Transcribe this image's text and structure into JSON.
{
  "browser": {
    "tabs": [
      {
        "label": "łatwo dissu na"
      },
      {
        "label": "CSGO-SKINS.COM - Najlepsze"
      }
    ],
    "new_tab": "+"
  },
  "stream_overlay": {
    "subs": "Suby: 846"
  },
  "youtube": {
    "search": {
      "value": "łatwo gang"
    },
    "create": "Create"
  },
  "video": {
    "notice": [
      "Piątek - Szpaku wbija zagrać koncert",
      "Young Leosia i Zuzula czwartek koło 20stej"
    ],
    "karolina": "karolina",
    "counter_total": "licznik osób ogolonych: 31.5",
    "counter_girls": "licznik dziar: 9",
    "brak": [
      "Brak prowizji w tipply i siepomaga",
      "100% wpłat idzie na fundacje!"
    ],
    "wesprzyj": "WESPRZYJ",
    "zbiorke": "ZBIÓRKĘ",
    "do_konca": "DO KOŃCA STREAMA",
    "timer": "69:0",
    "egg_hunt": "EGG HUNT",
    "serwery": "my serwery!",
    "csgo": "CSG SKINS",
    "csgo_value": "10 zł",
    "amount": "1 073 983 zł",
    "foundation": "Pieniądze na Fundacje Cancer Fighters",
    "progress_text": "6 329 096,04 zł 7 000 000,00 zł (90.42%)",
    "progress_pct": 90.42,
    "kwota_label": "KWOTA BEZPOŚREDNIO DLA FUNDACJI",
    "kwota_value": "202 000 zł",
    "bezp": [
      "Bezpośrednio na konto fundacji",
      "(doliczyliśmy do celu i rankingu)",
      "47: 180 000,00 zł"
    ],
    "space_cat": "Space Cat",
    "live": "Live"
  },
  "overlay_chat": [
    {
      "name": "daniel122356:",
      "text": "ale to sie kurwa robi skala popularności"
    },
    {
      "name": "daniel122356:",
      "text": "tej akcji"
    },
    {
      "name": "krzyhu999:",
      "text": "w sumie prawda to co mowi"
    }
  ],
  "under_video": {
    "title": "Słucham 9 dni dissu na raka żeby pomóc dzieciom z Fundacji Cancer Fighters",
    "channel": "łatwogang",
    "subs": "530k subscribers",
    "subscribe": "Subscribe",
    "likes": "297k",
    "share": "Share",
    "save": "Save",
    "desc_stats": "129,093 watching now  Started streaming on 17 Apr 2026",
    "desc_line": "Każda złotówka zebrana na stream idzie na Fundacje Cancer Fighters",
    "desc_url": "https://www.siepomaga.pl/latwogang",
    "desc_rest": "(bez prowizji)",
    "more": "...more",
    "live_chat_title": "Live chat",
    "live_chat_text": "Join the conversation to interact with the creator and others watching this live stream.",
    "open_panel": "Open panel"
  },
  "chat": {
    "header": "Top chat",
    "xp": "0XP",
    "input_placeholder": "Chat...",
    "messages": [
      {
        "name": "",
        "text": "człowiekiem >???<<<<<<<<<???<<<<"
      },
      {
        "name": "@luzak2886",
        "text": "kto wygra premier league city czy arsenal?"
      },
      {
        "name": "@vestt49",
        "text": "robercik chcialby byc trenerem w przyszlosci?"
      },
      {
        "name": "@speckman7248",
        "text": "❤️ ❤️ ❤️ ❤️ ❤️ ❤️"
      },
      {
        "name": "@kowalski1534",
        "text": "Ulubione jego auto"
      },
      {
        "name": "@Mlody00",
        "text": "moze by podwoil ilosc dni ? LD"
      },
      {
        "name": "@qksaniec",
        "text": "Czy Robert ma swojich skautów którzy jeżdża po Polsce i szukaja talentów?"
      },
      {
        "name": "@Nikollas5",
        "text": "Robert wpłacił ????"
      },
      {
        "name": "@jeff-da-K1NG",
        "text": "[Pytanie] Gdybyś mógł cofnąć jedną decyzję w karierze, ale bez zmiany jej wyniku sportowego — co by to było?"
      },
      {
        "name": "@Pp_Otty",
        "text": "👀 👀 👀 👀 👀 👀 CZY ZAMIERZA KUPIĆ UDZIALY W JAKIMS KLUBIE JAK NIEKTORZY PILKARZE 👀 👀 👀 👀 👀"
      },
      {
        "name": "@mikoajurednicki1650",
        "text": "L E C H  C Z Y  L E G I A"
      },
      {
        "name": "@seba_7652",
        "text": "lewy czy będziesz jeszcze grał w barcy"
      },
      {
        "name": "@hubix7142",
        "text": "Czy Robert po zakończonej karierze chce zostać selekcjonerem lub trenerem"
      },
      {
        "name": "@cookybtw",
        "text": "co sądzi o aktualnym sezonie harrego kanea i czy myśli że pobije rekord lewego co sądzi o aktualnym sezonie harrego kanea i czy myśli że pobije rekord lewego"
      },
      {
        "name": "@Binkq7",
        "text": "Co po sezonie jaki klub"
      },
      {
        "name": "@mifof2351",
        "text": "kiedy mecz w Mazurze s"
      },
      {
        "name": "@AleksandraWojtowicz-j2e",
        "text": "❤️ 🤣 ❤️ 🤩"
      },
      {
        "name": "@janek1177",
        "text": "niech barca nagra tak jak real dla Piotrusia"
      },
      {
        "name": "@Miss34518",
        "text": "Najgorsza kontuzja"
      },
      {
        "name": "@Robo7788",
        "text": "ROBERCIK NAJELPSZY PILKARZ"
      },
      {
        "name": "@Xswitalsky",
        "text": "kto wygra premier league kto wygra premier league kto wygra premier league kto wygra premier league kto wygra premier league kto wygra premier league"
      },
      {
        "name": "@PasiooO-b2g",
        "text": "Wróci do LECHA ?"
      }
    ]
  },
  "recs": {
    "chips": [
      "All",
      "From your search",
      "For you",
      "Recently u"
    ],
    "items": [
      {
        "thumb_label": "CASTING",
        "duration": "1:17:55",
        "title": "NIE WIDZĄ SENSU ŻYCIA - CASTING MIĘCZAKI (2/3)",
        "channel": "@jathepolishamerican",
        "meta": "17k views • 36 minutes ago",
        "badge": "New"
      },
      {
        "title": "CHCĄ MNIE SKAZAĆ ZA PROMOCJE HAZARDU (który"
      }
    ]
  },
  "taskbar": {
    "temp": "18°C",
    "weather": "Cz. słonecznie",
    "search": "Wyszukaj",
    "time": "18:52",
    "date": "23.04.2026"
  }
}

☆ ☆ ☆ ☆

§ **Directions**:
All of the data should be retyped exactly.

§ **Response area**:
Transcribe this image's text and structure into JSON.
{
  "browser": {
    "tabs": [
      {
        "label": "łatwo dissu na"
      },
      {
        "label": "CSGO-SKINS.COM - Najlepsze"
      }
    ],
    "new_tab": "+"
  },
  "stream_overlay": {
    "subs": "Suby: 846"
  },
  "youtube": {
    "search": {
      "value": "łatwo gang"
    },
    "create": "Create"
  },
  "video": {
    "notice": [
      "Piątek - Szpaku wbija zagrać koncert",
      "Young Leosia i Zuzula czwartek koło 20stej"
    ],
    "karolina": "karolina",
    "counter_total": "licznik osób ogolonych: 31.5",
    "counter_girls": "licznik dziar: 9",
    "brak": [
      "Brak prowizji w tipply i siepomaga",
      "100% wpłat idzie na fundacje!"
    ],
    "wesprzyj": "WESPRZYJ",
    "zbiorke": "ZBIÓRKĘ",
    "do_konca": "DO KOŃCA STREAMA",
    "timer": "69:0",
    "egg_hunt": "EGG HUNT",
    "serwery": "my serwery!",
    "csgo": "CSG SKINS",
    "csgo_value": "10 zł",
    "amount": "1 073 983 zł",
    "foundation": "Pieniądze na Fundacje Cancer Fighters",
    "progress_text": "6 329 096,04 zł 7 000 000,00 zł (90.42%)",
    "progress_pct": 90.42,
    "kwota_label": "KWOTA BEZPOŚREDNIO DLA FUNDACJI",
    "kwota_value": "202 000 zł",
    "bezp": [
      "Bezpośrednio na konto fundacji",
      "(doliczyliśmy do celu i rankingu)",
      "47: 180 000,00 zł"
    ],
    "space_cat": "Space Cat",
    "live": "Live"
  },
  "overlay_chat": [
    {
      "name": "daniel122356:",
      "text": "ale to sie kurwa robi skala popularności"
    },
    {
      "name": "daniel122356:",
      "text": "tej akcji"
    },
    {
      "name": "krzyhu999:",
      "text": "w sumie prawda to co mowi"
    }
  ],
  "under_video": {
    "title": "Słucham 9 dni dissu na raka żeby pomóc dzieciom z Fundacji Cancer Fighters",
    "channel": "łatwogang",
    "subs": "530k subscribers",
    "subscribe": "Subscribe",
    "likes": "297k",
    "share": "Share",
    "save": "Save",
    "desc_stats": "129,093 watching now  Started streaming on 17 Apr 2026",
    "desc_line": "Każda złotówka zebrana na stream idzie na Fundacje Cancer Fighters",
    "desc_url": "https://www.siepomaga.pl/latwogang",
    "desc_rest": "(bez prowizji)",
    "more": "...more",
    "live_chat_title": "Live chat",
    "live_chat_text": "Join the conversation to interact with the creator and others watching this live stream.",
    "open_panel": "Open panel"
  },
  "chat": {
    "header": "Top chat",
    "xp": "0XP",
    "input_placeholder": "Chat...",
    "messages": [
      {
        "name": "",
        "text": "człowiekiem >???<<<<<<<<<???<<<<"
      },
      {
        "name": "@luzak2886",
        "text": "kto wygra premier league city czy arsenal?"
      },
      {
        "name": "@vestt49",
        "text": "robercik chcialby byc trenerem w przyszlosci?"
      },
      {
        "name": "@speckman7248",
        "text": "❤️ ❤️ ❤️ ❤️ ❤️ ❤️"
      },
      {
        "name": "@kowalski1534",
        "text": "Ulubione jego auto"
      },
      {
        "name": "@Mlody00",
        "text": "moze by podwoil ilosc dni ? LD"
      },
      {
        "name": "@qksaniec",
        "text": "Czy Robert ma swojich skautów którzy jeżdża po Polsce i szukaja talentów?"
      },
      {
        "name": "@Nikollas5",
        "text": "Robert wpłacił ????"
      },
      {
        "name": "@jeff-da-K1NG",
        "text": "[Pytanie] Gdybyś mógł cofnąć jedną decyzję w karierze, ale bez zmiany jej wyniku sportowego — co by to było?"
      },
      {
        "name": "@Pp_Otty",
        "text": "👀 👀 👀 👀 👀 👀 CZY ZAMIERZA KUPIĆ UDZIALY W JAKIMS KLUBIE JAK NIEKTORZY PILKARZE 👀 👀 👀 👀 👀"
      },
      {
        "name": "@mikoajurednicki1650",
        "text": "L E C H  C Z Y  L E G I A"
      },
      {
        "name": "@seba_7652",
        "text": "lewy czy będziesz jeszcze grał w barcy"
      },
      {
        "name": "@hubix7142",
        "text": "Czy Robert po zakończonej karierze chce zostać selekcjonerem lub trenerem"
      },
      {
        "name": "@cookybtw",
        "text": "co sądzi o aktualnym sezonie harrego kanea i czy myśli że pobije rekord lewego co sądzi o aktualnym sezonie harrego kanea i czy myśli że pobije rekord lewego"
      },
      {
        "name": "@Binkq7",
        "text": "Co po sezonie jaki klub"
      },
      {
        "name": "@mifof2351",
        "text": "kiedy mecz w Mazurze s"
      },
      {
        "name": "@AleksandraWojtowicz-j2e",
        "text": "❤️ 🤣 ❤️ 🤩"
      },
      {
        "name": "@janek1177",
        "text": "niech barca nagra tak jak real dla Piotrusia"
      },
      {
        "name": "@Miss34518",
        "text": "Najgorsza kontuzja"
      },
      {
        "name": "@Robo7788",
        "text": "ROBERCIK NAJELPSZY PILKARZ"
      },
      {
        "name": "@Xswitalsky",
        "text": "kto wygra premier league kto wygra premier league kto wygra premier league kto wygra premier league kto wygra premier league kto wygra premier league"
      },
      {
        "name": "@PasiooO-b2g",
        "text": "Wróci do LECHA ?"
      }
    ]
  },
  "recs": {
    "chips": [
      "All",
      "From your search",
      "For you",
      "Recently u"
    ],
    "items": [
      {
        "thumb_label": "CASTING",
        "duration": "1:17:55",
        "title": "NIE WIDZĄ SENSU ŻYCIA - CASTING MIĘCZAKI (2/3)",
        "channel": "@jathepolishamerican",
        "meta": "17k views • 36 minutes ago",
        "badge": "New"
      },
      {
        "title": "CHCĄ MNIE SKAZAĆ ZA PROMOCJE HAZARDU (który"
      }
    ]
  },
  "taskbar": {
    "temp": "18°C",
    "weather": "Cz. słonecznie",
    "search": "Wyszukaj",
    "time": "18:52",
    "date": "23.04.2026"
  }
}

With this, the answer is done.